Christmas is one of the few remaining occasions when the English feel obliged to cook a proper meal at home. To help them, in the autumn, kind publishers bring out lots of huge, glossy books. The idea, or collusive polite fiction, is that the cooks read the books carefully, plan their meals, buy ingredients and any necessary equipment — Jamie Oliver lists a vast amount — and then successfully cook a whole delicious meal. I have long suspected that in reality, the purchase of the book, its subsequent prominent display and discussion are acts of propitiation that take the place of actually cooking and excuse the cook from her obligations.
These books certainly fulfil this second task. They are huge, very heavy and some contain as much garish illustration as text. They weigh some 3lbs each. Perhaps they are commissioned by the pound. If so, Nigella Lawson wins with the heaviest. It’s a near tie with the photos. She has over 160 full-page ones (and a double-page-spread of red radicchio), but Jamie Oliver’s are more garish. They serve little instructional function. These two books both contain some adequate recipes but they are unnecessary when it comes to cooking.
This is because all but the youngest cooks will already have enough cookery books and recipes, of which some will be classic or definitive. For instance, Marcella Hazan and Anna del Conte, published four and two decades ago respectively, provide quite enough Italian recipes and background knowledge for almost any cook. But more philosophically, instructions such as recipes are not the way to learn to cook. That requires background knowledge, the experience of seeing other already competent cooks at their craft, and practice. Instructions don’t make the cook. The reverse is the case. You have to be a good cook to make practical sense of instructions.

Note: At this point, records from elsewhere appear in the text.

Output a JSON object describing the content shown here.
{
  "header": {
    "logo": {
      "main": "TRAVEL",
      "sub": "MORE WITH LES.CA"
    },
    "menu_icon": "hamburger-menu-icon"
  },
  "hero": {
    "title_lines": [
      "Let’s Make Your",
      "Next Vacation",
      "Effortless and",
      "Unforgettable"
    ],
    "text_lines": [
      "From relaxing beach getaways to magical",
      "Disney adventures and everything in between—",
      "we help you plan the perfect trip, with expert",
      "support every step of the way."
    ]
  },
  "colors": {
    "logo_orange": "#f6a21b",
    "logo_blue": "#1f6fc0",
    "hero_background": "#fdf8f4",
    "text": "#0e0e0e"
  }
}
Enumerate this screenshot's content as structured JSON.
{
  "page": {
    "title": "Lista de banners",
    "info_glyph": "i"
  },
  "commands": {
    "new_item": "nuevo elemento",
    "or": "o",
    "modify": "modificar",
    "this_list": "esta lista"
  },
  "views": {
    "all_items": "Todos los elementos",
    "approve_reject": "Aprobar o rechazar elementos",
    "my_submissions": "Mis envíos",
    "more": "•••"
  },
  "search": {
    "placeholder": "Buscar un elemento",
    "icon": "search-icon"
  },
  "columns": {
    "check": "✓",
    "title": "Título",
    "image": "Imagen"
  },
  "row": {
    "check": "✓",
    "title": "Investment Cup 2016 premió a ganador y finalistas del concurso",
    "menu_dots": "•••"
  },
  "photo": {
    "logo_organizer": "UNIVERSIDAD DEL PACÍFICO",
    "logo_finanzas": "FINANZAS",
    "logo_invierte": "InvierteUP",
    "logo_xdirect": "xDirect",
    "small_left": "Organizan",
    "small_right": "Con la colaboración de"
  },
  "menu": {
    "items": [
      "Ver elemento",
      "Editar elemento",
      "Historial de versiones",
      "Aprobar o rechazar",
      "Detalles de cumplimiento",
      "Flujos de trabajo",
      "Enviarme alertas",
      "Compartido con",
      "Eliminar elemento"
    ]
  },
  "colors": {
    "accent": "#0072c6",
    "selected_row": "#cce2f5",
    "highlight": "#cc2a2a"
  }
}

The authors would protest there is something new or different about their books. For Oliver this is speed, 15 minutes per recipe. To achieve this he has to rely on meals cooked in a few similar ways, notably with a frying pan. The result is that despite their promiscuously cultural origins, they are of very limited range. The speed requirement rules out all sorts of the best dishes there are to eat. Many also smack of kids’ food. No 12-hour rillettes here.
Crucially, the speed does not include shopping, which he largely ignores. Yet even in highly prepared food, such as in French, let alone Italian, cuisine, the quality of the raw ingredients makes the dish, especially with fish and poultry.
Lawson offers speed too — and ease. There is to be mouth-watering ‘fresh’ food ‘in an instant’, ‘without stressing the cook’. The fresh is not strictly true; vac-packed chestnuts, tinned beans, frozen peas, pre-prepared crab meat, dried mint, frozen artichoke bottoms, powdered stock and tinned red peppers all feature. Her book is also about herself. The title is well-chosen. The book is full of her and she full of herself. It is the book she wanted to write. She proudly ignores the demands of (Italian) authenticity.
This is Lawson cookery, which means, inter alia, lots of vermouth, even rosato vermouth, in the cooking, Brussels Sprouts (with wholewheat pasta, cheese and potatoes) and courgettes peeled in stripes: ‘It’s how my mother peeled hers and I cannot do otherwise.’ The recipe formula is worse than useless in this book. Thus the early pasta section has the same instruction to boil and salt water repeated over and over again. Why not give it once, then use the space saved to explain some of the principles common to types of Italian food?
Jerusalem gives lots of recipes from the many food cultures of that city. The salad and vegetable sections are unsurprisingly better than the meat and fish. Some of the foods are not well-known and cooks will be interested in them and in the discussion about food cultures. There are recipes such as barley risotto with marinated feta or chard, tahini and buttered pomegranate. Yet this book also is too big. Too many recipes, too many photos. Why not exercise some taste and judgment and give us just a few of the best? There is no more room in the contemporary English kitchen for yet another year’s worth of garish, heavyweight cookery books. Good cooks don’t need them. And they won’t save the bad ones. What the latter need is a spot of ‘stressing’.